The internet is still fairly new, so I don’t think it’s a stretch to surmise that most people who use the web used a word processor first. As such, many people still think word processors are synonymous with writing – even web writing. That's too bad.

Word processors were invented to make words pretty on printed paper. They’re not so helpful for making words look nice in HTML.

Using a word processor for web-bound words is like using an eighteen-wheeler as a golf cart. You can do it, but it will ultimately deter you from playing much golf.1

If you want to publish anything online, don’t use a tool where web writing was shoehorned in as an afterthought; use a tool that skips unnecessary and obsolete features.

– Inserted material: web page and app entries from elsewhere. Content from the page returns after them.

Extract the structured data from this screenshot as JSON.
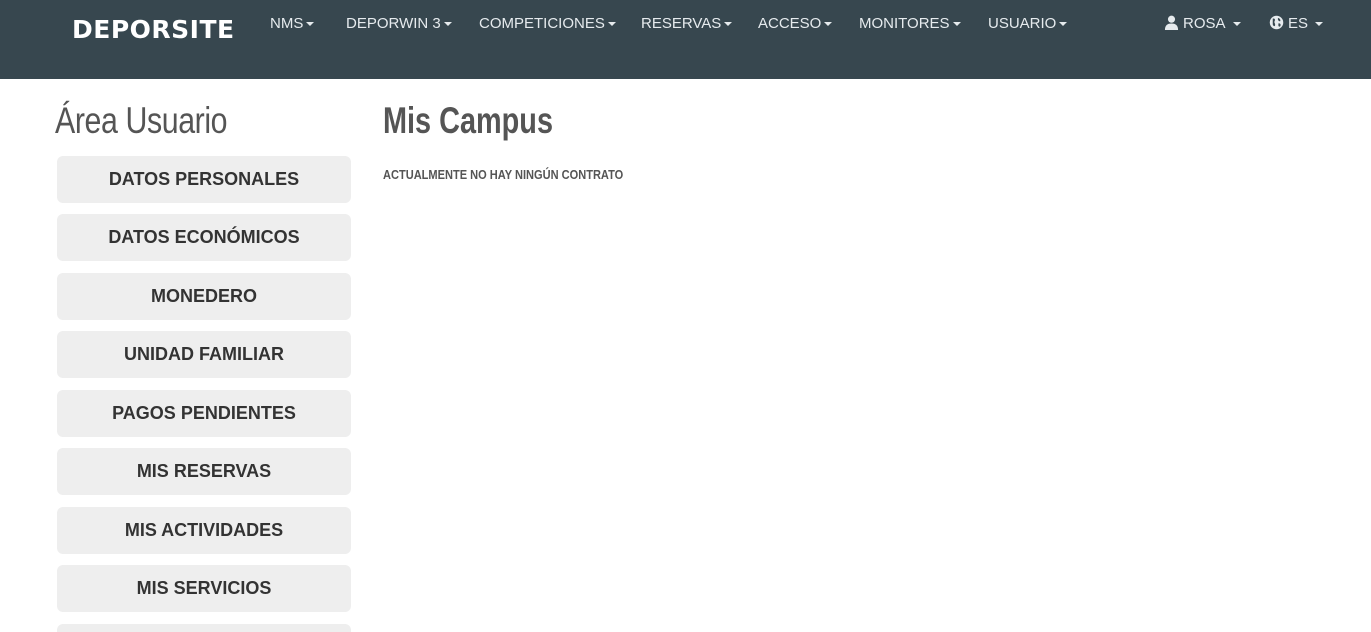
{
  "navbar": {
    "brand": "DEPORSITE",
    "menu": [
      {
        "label": "NMS"
      },
      {
        "label": "DEPORWIN 3"
      },
      {
        "label": "COMPETICIONES"
      },
      {
        "label": "RESERVAS"
      },
      {
        "label": "ACCESO"
      },
      {
        "label": "MONITORES"
      },
      {
        "label": "USUARIO"
      }
    ],
    "user": {
      "label": "ROSA",
      "icon": "user-icon"
    },
    "language": {
      "label": "ES",
      "icon": "globe-icon"
    },
    "colors": {
      "background": "#37474f",
      "text": "#e6ebee"
    }
  },
  "sidebar": {
    "title": "Área Usuario",
    "items": [
      {
        "label": "DATOS PERSONALES"
      },
      {
        "label": "DATOS ECONÓMICOS"
      },
      {
        "label": "MONEDERO"
      },
      {
        "label": "UNIDAD FAMILIAR"
      },
      {
        "label": "PAGOS PENDIENTES"
      },
      {
        "label": "MIS RESERVAS"
      },
      {
        "label": "MIS ACTIVIDADES"
      },
      {
        "label": "MIS SERVICIOS"
      }
    ]
  },
  "main": {
    "title": "Mis Campus",
    "message": "ACTUALMENTE NO HAY NINGÚN CONTRATO"
  }
}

A tool that facilities the most important aspect of any writing workflow: creating words.

As long as my fingers are moving, when I write Markdown in Notational Velocity, I can only do one of three things:

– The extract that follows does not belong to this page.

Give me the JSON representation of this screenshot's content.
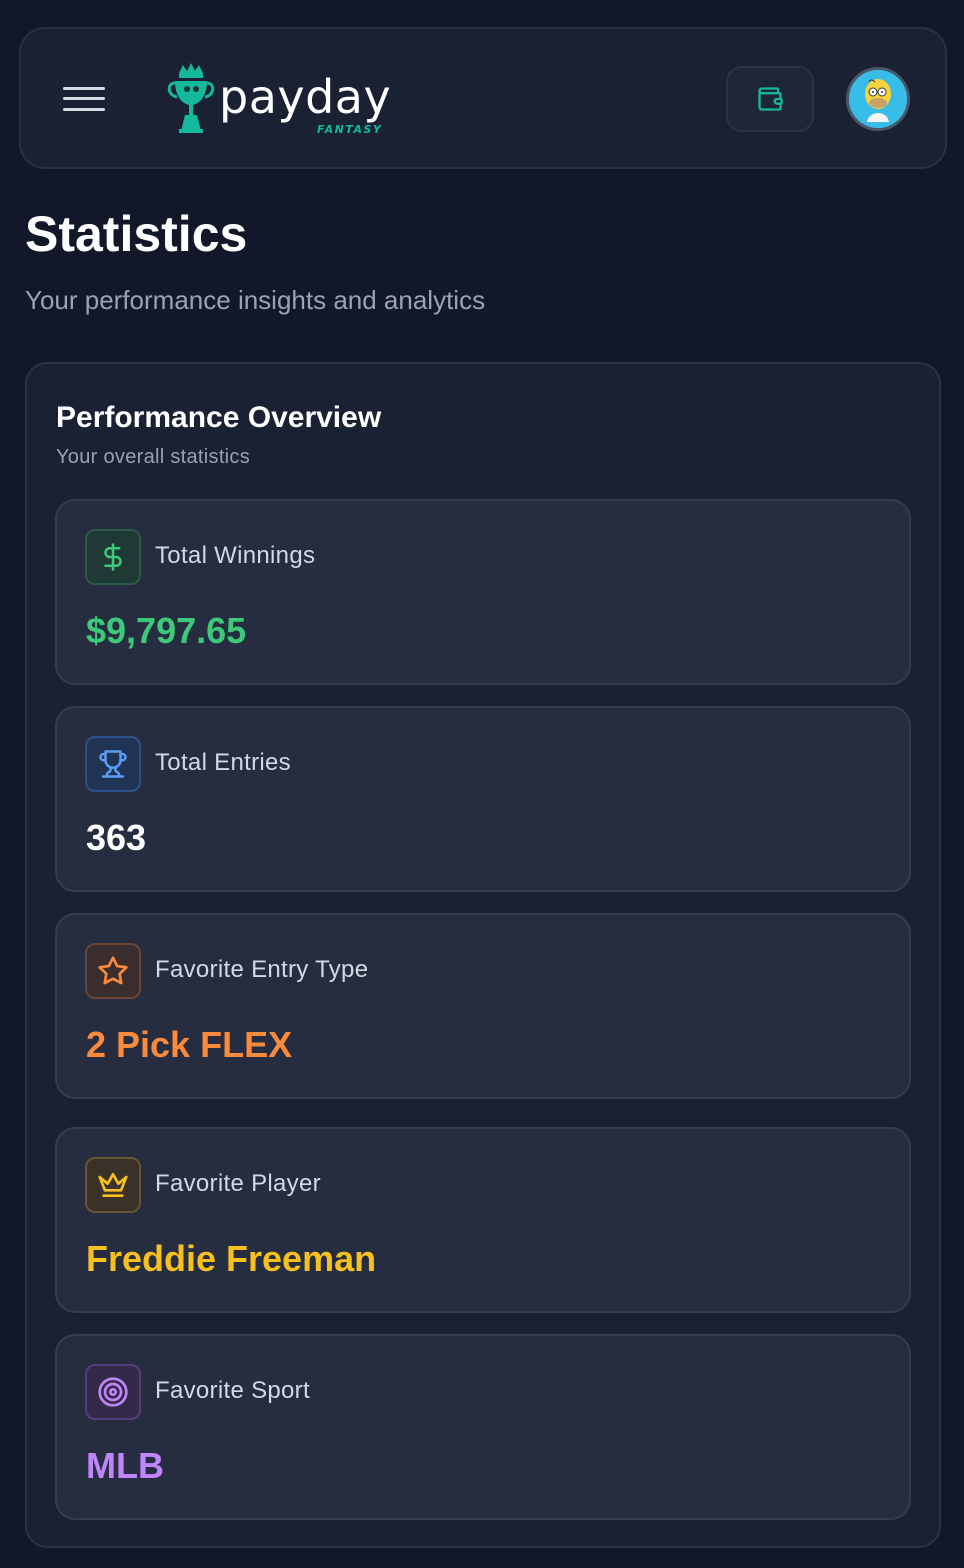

  1. Create words
  2. Arrange words
  3. Convert words to HTML

This is word processing evolved.

  1. Seriously, how many times has your word processor’s design gotten in the way of your writing? Do you feel like every new document has to have a purpose? Does the process of thinking about where to save the file keep you from getting thoughts down? Have you lost writing because it was too hard to search multiple word processor files? Have you wasted time playing with formatting long before your words were ready to publish? If yes to any of that, it’s time to garage the eighteen-wheeler.